Diss and District in the First World War: Part 9 - A nation prays for peace

Dennis Cross Memory Lane ANL-140907-171645001
Dennis Cross Memory Lane ANL-140907-171645001

A large advertisement appeared on the front page, of the first edition of the paper for the New Year on January 4, announcing ‘A Special United Intercession Service’ at the Corn Hall on Monday, January 7, “in connection with the King’s proclamation.”

It was hoped that the nation would join in prayer for peace to come in 1918. There was a further advertisement on page 4 relating to the National Act of Prayer: “Do you want Victory and a successful end to the war? Then go to your place of Worship on Sunday…”

After three years of war and so much loss and suffering everyone hoped that 1918 would bring an end to the conflict abroad and the hardships at home.

Page 2 carried a long article entitled ‘The Year’s Story’ which summarised events at home and abroad over the last 12 months.

The leading topic was food and its increasing shortage, chiefly in imported goods, such as tea, butter, sugar and bacon. These shortages carried on into the New Year and intensified.

A Local Food Economy Campaign was being run by the Diss Urban District Food Control Committee. A Public Lecture entitled ‘Stocking the Larder’ was to be given in the Corn Hall on January 22, according to the paper. Hints would be given about how to fill the larder without a single import and a demonstration among other things about the varied use of potato.

Food was becoming even more of an issue than it had been. The German aim to starve the nation by sinking everything in sight continued and our merchant fleet still needed building up to counteract the losses to the ‘U’ boat threat.

This was compounded by the announcement in the ‘Express’ on February 15 on page 5 that the Kaiser had created a special war decoration for ‘U’ boat crews “as a recognition for meritorious work during the war.” The article went on to say “German naval writers confess that the ‘U’ boat is Germany’s last card” and that Britain “can only be forced to peace by the German submarines”.

The paper had headed the article “Help towards Victory” and went on with the exhortation “Mothers, wives, sisters, sweethearts- every woman in the land – must loyally play her part to defeat the ‘U’ boats in the fight for freedom and democracy.”

“Women of Britain, you must realise that every planned meal you serve that saves wheat, meat, fats and sugar and wastes nothing, is a victory won and a shot fired at the ‘U’ Boats.”

Lord Rhondda, one of the Government ministers, was predicting that the food situation would reach its most difficult stage during the next two months.

While a strict food rationing scheme had not been imposed in 1917, one was about to come into force in the early months of 1918. The paper on February 8 gave details of a new food rationing scheme affecting butter, margarine and meat. This was announced by the

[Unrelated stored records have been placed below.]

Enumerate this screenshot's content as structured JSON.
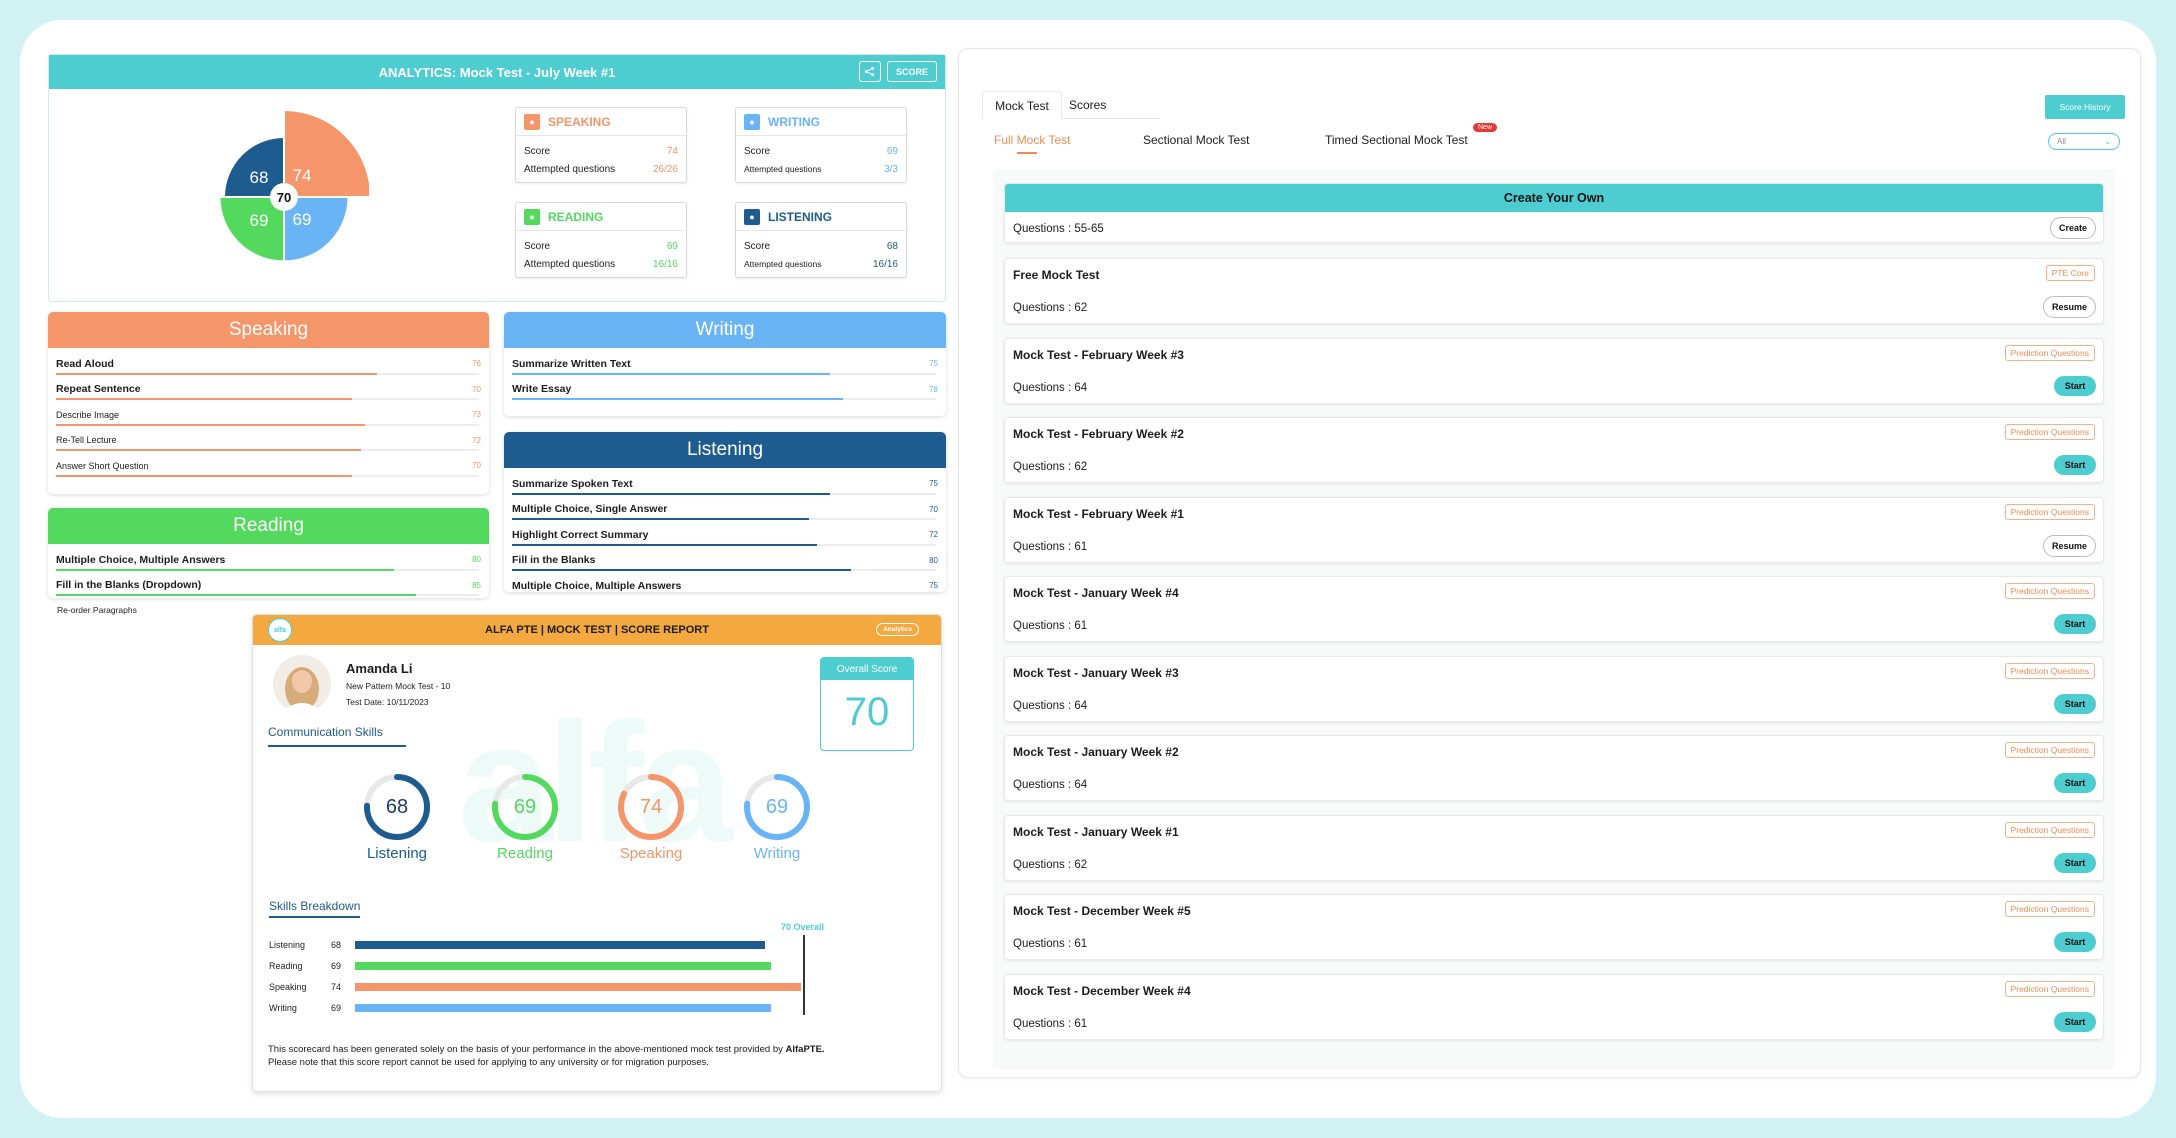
{
  "colors": {
    "teal": "#4ecdd1",
    "orange": "#f4956a",
    "blue_light": "#69b4f5",
    "blue_dark": "#1e5b8e",
    "green": "#52d95e",
    "report_orange": "#f4a940"
  },
  "analytics": {
    "title": "ANALYTICS: Mock Test - July Week #1",
    "share_icon": "share-icon",
    "score_btn": "SCORE",
    "overall": "70",
    "pie": [
      {
        "name": "Speaking",
        "value": 74,
        "label": "74",
        "color": "#f4956a"
      },
      {
        "name": "Writing",
        "value": 69,
        "label": "69",
        "color": "#69b4f5"
      },
      {
        "name": "Reading",
        "value": 69,
        "label": "69",
        "color": "#52d95e"
      },
      {
        "name": "Listening",
        "value": 68,
        "label": "68",
        "color": "#1e5b8e"
      }
    ],
    "cards": [
      {
        "title": "SPEAKING",
        "icon": "microphone-icon",
        "score_label": "Score",
        "score": "74",
        "att_label": "Attempted questions",
        "att": "26/26",
        "color": "#f4956a"
      },
      {
        "title": "WRITING",
        "icon": "pen-icon",
        "score_label": "Score",
        "score": "69",
        "att_label": "Attempted questions",
        "att": "3/3",
        "color": "#69b4f5"
      },
      {
        "title": "READING",
        "icon": "book-icon",
        "score_label": "Score",
        "score": "69",
        "att_label": "Attempted questions",
        "att": "16/16",
        "color": "#52d95e"
      },
      {
        "title": "LISTENING",
        "icon": "headphones-icon",
        "score_label": "Score",
        "score": "68",
        "att_label": "Attempted questions",
        "att": "16/16",
        "color": "#1e5b8e"
      }
    ]
  },
  "speaking": {
    "title": "Speaking",
    "rows": [
      {
        "label": "Read Aloud",
        "value": 76
      },
      {
        "label": "Repeat Sentence",
        "value": 70
      },
      {
        "label": "Describe Image",
        "value": 73
      },
      {
        "label": "Re-Tell Lecture",
        "value": 72
      },
      {
        "label": "Answer Short Question",
        "value": 70
      }
    ]
  },
  "writing": {
    "title": "Writing",
    "rows": [
      {
        "label": "Summarize Written Text",
        "value": 75
      },
      {
        "label": "Write Essay",
        "value": 78
      }
    ]
  },
  "listening": {
    "title": "Listening",
    "rows": [
      {
        "label": "Summarize Spoken Text",
        "value": 75
      },
      {
        "label": "Multiple Choice, Single Answer",
        "value": 70
      },
      {
        "label": "Highlight Correct Summary",
        "value": 72
      },
      {
        "label": "Fill in the Blanks",
        "value": 80
      },
      {
        "label": "Multiple Choice, Multiple Answers",
        "value": 75
      }
    ]
  },
  "reading": {
    "title": "Reading",
    "rows": [
      {
        "label": "Multiple Choice, Multiple Answers",
        "value": 80
      },
      {
        "label": "Fill in the Blanks (Dropdown)",
        "value": 85
      }
    ],
    "extra_label": "Re-order Paragraphs"
  },
  "report": {
    "logo": "alfa",
    "title": "ALFA PTE | MOCK TEST | SCORE REPORT",
    "badge": "Analytics",
    "name": "Amanda Li",
    "test": "New Pattern Mock Test - 10",
    "date": "Test Date: 10/11/2023",
    "overall_label": "Overall Score",
    "overall": "70",
    "comm_title": "Communication Skills",
    "rings": [
      {
        "label": "Listening",
        "value": 68,
        "color": "#1e5b8e"
      },
      {
        "label": "Reading",
        "value": 69,
        "color": "#52d95e"
      },
      {
        "label": "Speaking",
        "value": 74,
        "color": "#f4956a"
      },
      {
        "label": "Writing",
        "value": 69,
        "color": "#69b4f5"
      }
    ],
    "breakdown_title": "Skills Breakdown",
    "overall_marker": "70 Overall",
    "footer1": "This scorecard has been generated solely on the basis of your performance in the above-mentioned mock test provided by ",
    "footer_brand": "AlfaPTE.",
    "footer2": "Please note that this score report cannot be used for applying to any university or for migration purposes."
  },
  "mock": {
    "tabs": [
      "Mock Test",
      "Scores"
    ],
    "score_history": "Score History",
    "subtabs": [
      "Full Mock Test",
      "Sectional Mock Test",
      "Timed Sectional Mock Test"
    ],
    "new_badge": "New",
    "filter": "All",
    "create_title": "Create Your Own",
    "create_q": "Questions : 55-65",
    "create_btn": "Create",
    "items": [
      {
        "name": "Free Mock Test",
        "q": "Questions : 62",
        "tag": "PTE Core",
        "btn": "Resume"
      },
      {
        "name": "Mock Test - February Week #3",
        "q": "Questions : 64",
        "tag": "Prediction Questions",
        "btn": "Start"
      },
      {
        "name": "Mock Test - February Week #2",
        "q": "Questions : 62",
        "tag": "Prediction Questions",
        "btn": "Start"
      },
      {
        "name": "Mock Test - February Week #1",
        "q": "Questions : 61",
        "tag": "Prediction Questions",
        "btn": "Resume"
      },
      {
        "name": "Mock Test - January Week #4",
        "q": "Questions : 61",
        "tag": "Prediction Questions",
        "btn": "Start"
      },
      {
        "name": "Mock Test - January Week #3",
        "q": "Questions : 64",
        "tag": "Prediction Questions",
        "btn": "Start"
      },
      {
        "name": "Mock Test - January Week #2",
        "q": "Questions : 64",
        "tag": "Prediction Questions",
        "btn": "Start"
      },
      {
        "name": "Mock Test - January Week #1",
        "q": "Questions : 62",
        "tag": "Prediction Questions",
        "btn": "Start"
      },
      {
        "name": "Mock Test - December Week #5",
        "q": "Questions : 61",
        "tag": "Prediction Questions",
        "btn": "Start"
      },
      {
        "name": "Mock Test - December Week #4",
        "q": "Questions : 61",
        "tag": "Prediction Questions",
        "btn": "Start"
      }
    ]
  }
}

Food Ministry, and would be firstly for London and the Home Counties and would come into force on February 28 before being extended to cover the whole nation on

March 25.

Two separate Ration Cards for food and meat would be issued for every individual, including children, and all had to be registered with local shops to guarantee a supply of goods. Special schemes would be put in place for Mothers and Infants.

Featured in the paper on March 29 were further restrictions which would affect everybody. Column 1 of page 7 was headed “Less Lighting.”

“Drastic steps to save Coal, Gas and Electricity.” This move toward yet another form of rationing had been announced in the House of Commons, by Sir Albert Stanley, Head of the Board of Trade. The use of precious resources had to be drastically cut. Measures included cancelling passenger trains and no illumination of shop windows.

Perhaps the most telling reports in the paper early in 1918 before the German Spring Offensive in March relate to the losses of local men and the bravery of others.

One of the first reports of the year related to Private John Norman of Brockdish, who had been killed in action on December 1, which his wife and two surviving children heard about on Christmas Eve, 1917.

In Diss, news had reached Mrs Cooke that her son, PO 1st Class William Robert McMurren, serving on HMS Raglan, had died when his ship was attacked. The paper announced that a memorial service would be held at Diss Congregational Church, where he had been a Sunday school scholar.

Meanwhile, Mr and Mrs Walter High of Ashford, who had formerly run the Bell Inn in Diss, heard that their son Rifleman Walter High was feared drowned on December 30, when the troopship he was on, HMS Aragon, was torpedoed.

Death notices in the paper on March 29 included that of Rowland Bryant.

His body was recovered from a shell hole “Somewhere in France” on 28 February and the family included a verse in his memory in the announcement.

“...And its awful days of war, Ever on the world is moving, And all human life is proving,

It is reaching toward the purpose,

That Great God meant it for.”

NEXT WEEK: The stories of 1918 continue in Part Ten